Statement of accused Shah Sueb Ahmed S/o. Shah Altaf Hussain age 17 years, student of 10th Class, resident of S-4/46, A/I, Ardali Bazar, Banaras (Varanasi) under Section 313 Cr. P.C. (W.O )'
The age given in the charge-sheet cannot be said to have been stated by the accused-appellant herein. It appears to me that the age of the appellant was probably given by the police. The age given by the accused in his statement under Section 313 of the Code of Criminal Procedure is to be taken to be his version. I may note here that before passing the order dated 7th December, 1983 whereby the application dated 16th November, 1983, of the appellant was rejected, the learned trial Court had examined two witnesses on 5th December, 1983 A.W. 1 is Mrs. U. Issa s, Principal of the School in which the appellant had studied from 1976 to 1979 Her testimony shows that there can be no doubt that in the form submitted by the father of the appellant on 8th July, 1976 whereby he was seeking admission of his son in Class Iii his date of birth has been given as 26th August, 1969 The reason given by the learned trial Court for holding that the school record was totally unreliable for determining the age of the appellant cannot be upheld simply because the School did not require any verification regarding the age. This was the normal practice. In any case it cannot be held that the appellant's age had been filled in this form by way of 'Peshbandi'. Even if his age as shown in the admission form may be a year or two less than the actual one, even then the appellant would be less than 16 years of age on the date of the commotion of the offence, The report of the radiologist, as noticed above, was submitted on 16th November, 1983 i.e., almost a year after the occurrence. Keeping that report solely in view it has to be held that the appellant might have been between 5 to 19 years of age. It could not have been conclusively held, as it has been found out by the Additional Sessions Judge, that the appellant on the date of commission of the offence, was definitely above the age of 16 years.
(9) There is another aspect. The appellant on 13th March, 1984, stated that he was 17 years of age. The prosecution has not rebutted that fact. Keeping in view the Radiologist report and the assertion of the appellant that he was only 17 years on 1.3th March, 1984 the trial Court in view, could have proceeded on the basis that the appellant was less than 16 years of age when he allegedly committed the offence.

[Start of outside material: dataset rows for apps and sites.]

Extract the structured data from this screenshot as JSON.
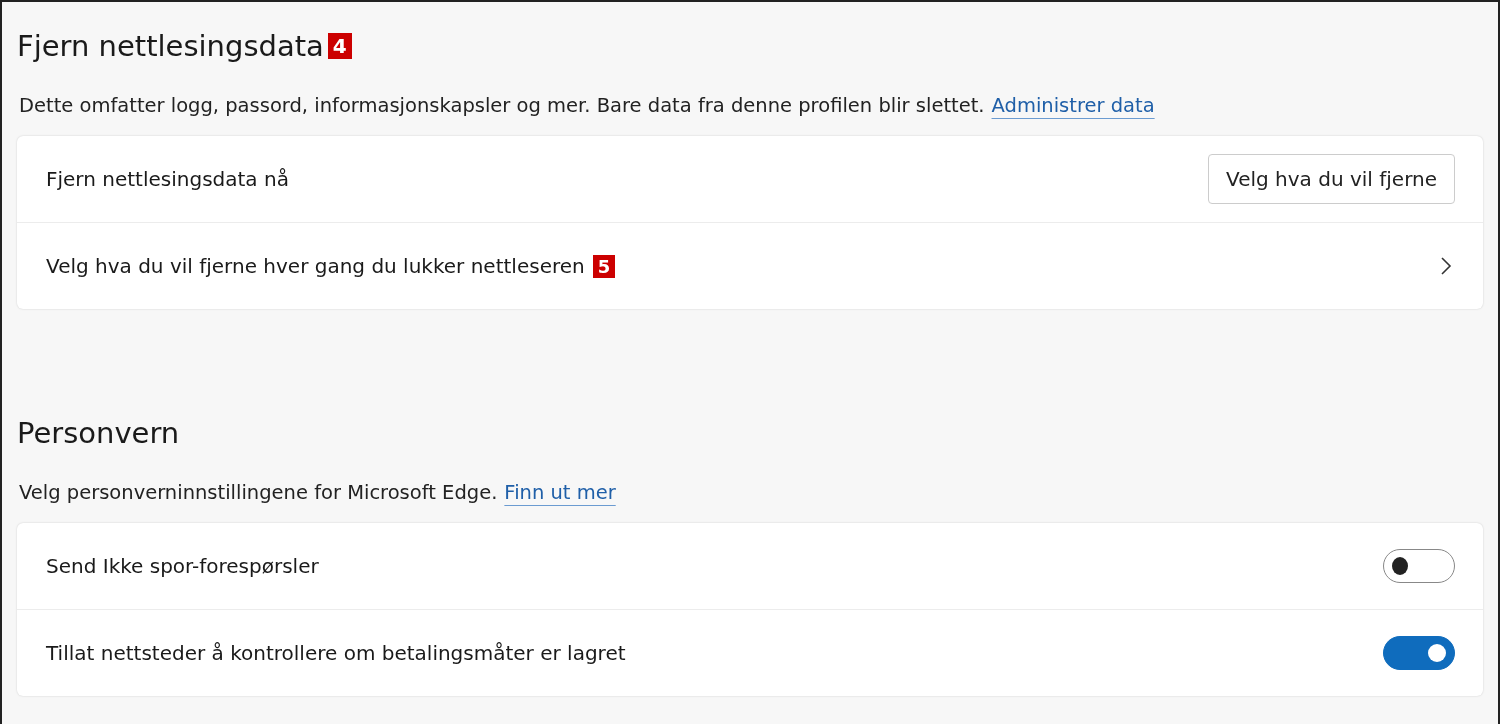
{
  "sections": [
    {
      "title": "Fjern nettlesingsdata",
      "badge": "4",
      "description": "Dette omfatter logg, passord, informasjonskapsler og mer. Bare data fra denne profilen blir slettet.",
      "link": "Administrer data",
      "rows": [
        {
          "kind": "button",
          "label": "Fjern nettlesingsdata nå",
          "button": "Velg hva du vil fjerne"
        },
        {
          "kind": "chevron",
          "label": "Velg hva du vil fjerne hver gang du lukker nettleseren",
          "badge": "5"
        }
      ]
    },
    {
      "title": "Personvern",
      "description": "Velg personverninnstillingene for Microsoft Edge.",
      "link": "Finn ut mer",
      "rows": [
        {
          "kind": "toggle",
          "label": "Send Ikke spor-forespørsler",
          "on": false
        },
        {
          "kind": "toggle",
          "label": "Tillat nettsteder å kontrollere om betalingsmåter er lagret",
          "on": true
        }
      ]
    }
  ]
}
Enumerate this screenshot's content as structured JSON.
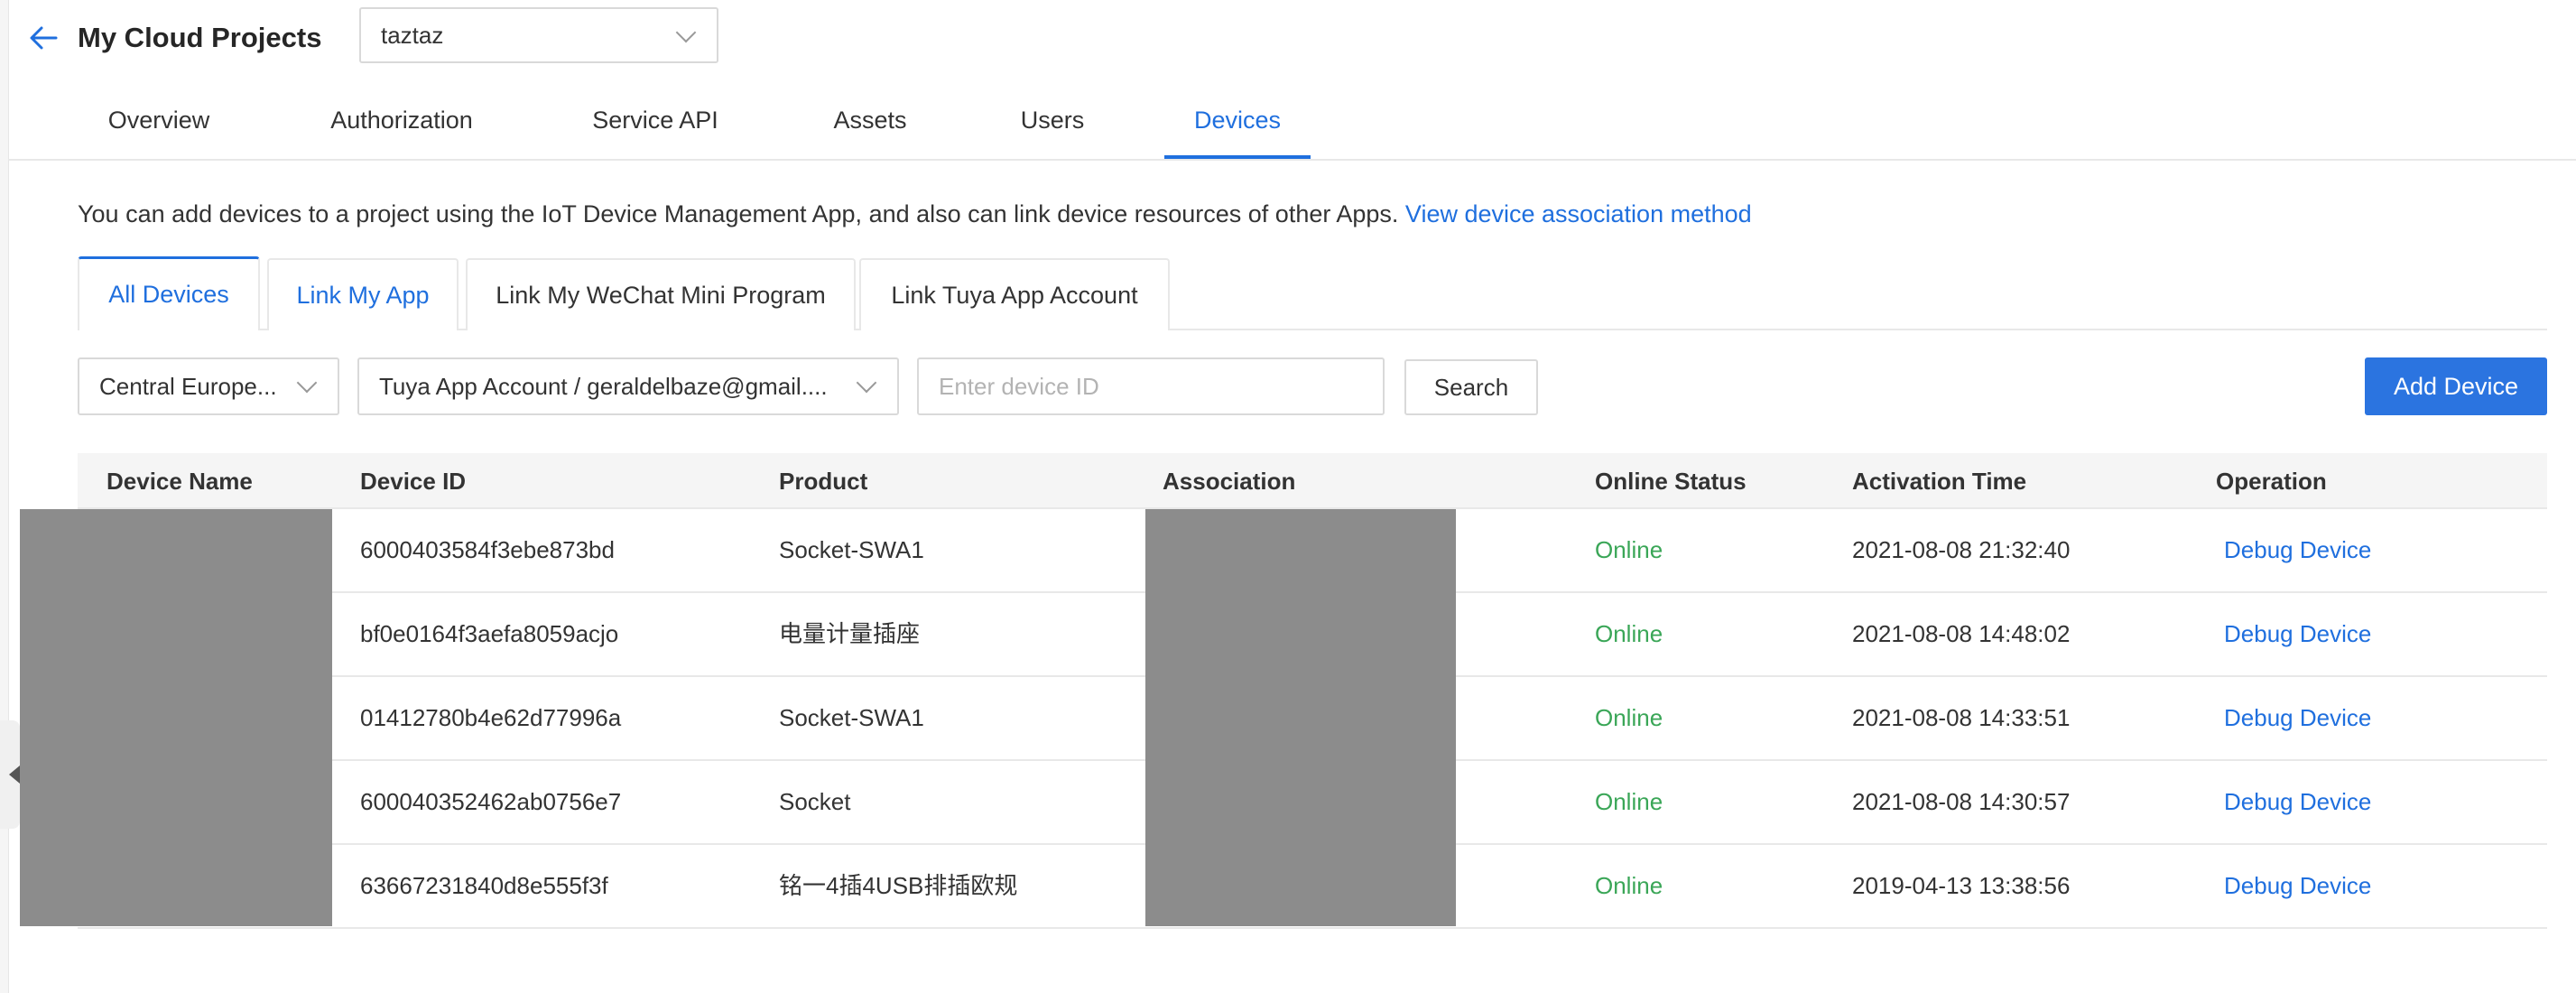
{
  "header": {
    "title": "My Cloud Projects",
    "project_selected": "taztaz"
  },
  "main_tabs": [
    {
      "label": "Overview"
    },
    {
      "label": "Authorization"
    },
    {
      "label": "Service API"
    },
    {
      "label": "Assets"
    },
    {
      "label": "Users"
    },
    {
      "label": "Devices"
    }
  ],
  "info": {
    "text": "You can add devices to a project using the IoT Device Management App, and also can link device resources of other Apps.",
    "link": "View device association method"
  },
  "sub_tabs": [
    {
      "label": "All Devices"
    },
    {
      "label": "Link My App"
    },
    {
      "label": "Link My WeChat Mini Program"
    },
    {
      "label": "Link Tuya App Account"
    }
  ],
  "filters": {
    "region": "Central Europe...",
    "account": "Tuya App Account / geraldelbaze@gmail....",
    "device_id_placeholder": "Enter device ID",
    "search_label": "Search",
    "add_label": "Add Device"
  },
  "table": {
    "columns": [
      "Device Name",
      "Device ID",
      "Product",
      "Association",
      "Online Status",
      "Activation Time",
      "Operation"
    ],
    "rows": [
      {
        "device_id": "6000403584f3ebe873bd",
        "product": "Socket-SWA1",
        "status": "Online",
        "activation_time": "2021-08-08 21:32:40",
        "operation": "Debug Device"
      },
      {
        "device_id": "bf0e0164f3aefa8059acjo",
        "product": "电量计量插座",
        "status": "Online",
        "activation_time": "2021-08-08 14:48:02",
        "operation": "Debug Device"
      },
      {
        "device_id": "01412780b4e62d77996a",
        "product": "Socket-SWA1",
        "status": "Online",
        "activation_time": "2021-08-08 14:33:51",
        "operation": "Debug Device"
      },
      {
        "device_id": "600040352462ab0756e7",
        "product": "Socket",
        "status": "Online",
        "activation_time": "2021-08-08 14:30:57",
        "operation": "Debug Device"
      },
      {
        "device_id": "63667231840d8e555f3f",
        "product": "铭一4插4USB排插欧规",
        "status": "Online",
        "activation_time": "2019-04-13 13:38:56",
        "operation": "Debug Device"
      }
    ]
  },
  "colors": {
    "accent": "#1f6fde",
    "primary_button": "#2b74e0",
    "online": "#3aa657",
    "redaction": "#8c8c8c"
  }
}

(10) There being a doubt that the appellant was not above the age of 16 years at the time of the commission of the offence, he ought to have been firstly sent before the competent authority under Section 32 of the Children Act for determination of his age. The trial by the Additional Sessions Judge was thus without jurisdiction. In that view of the matter, the judgment of conviction and orders of sentence imposed upon his in both these cases have to be quashed, I order accordingly. The appellant be set at liberty forthwith if not required in any other case. The prosecution, however is at liberty to take action in accordance with the provision of the Children Act.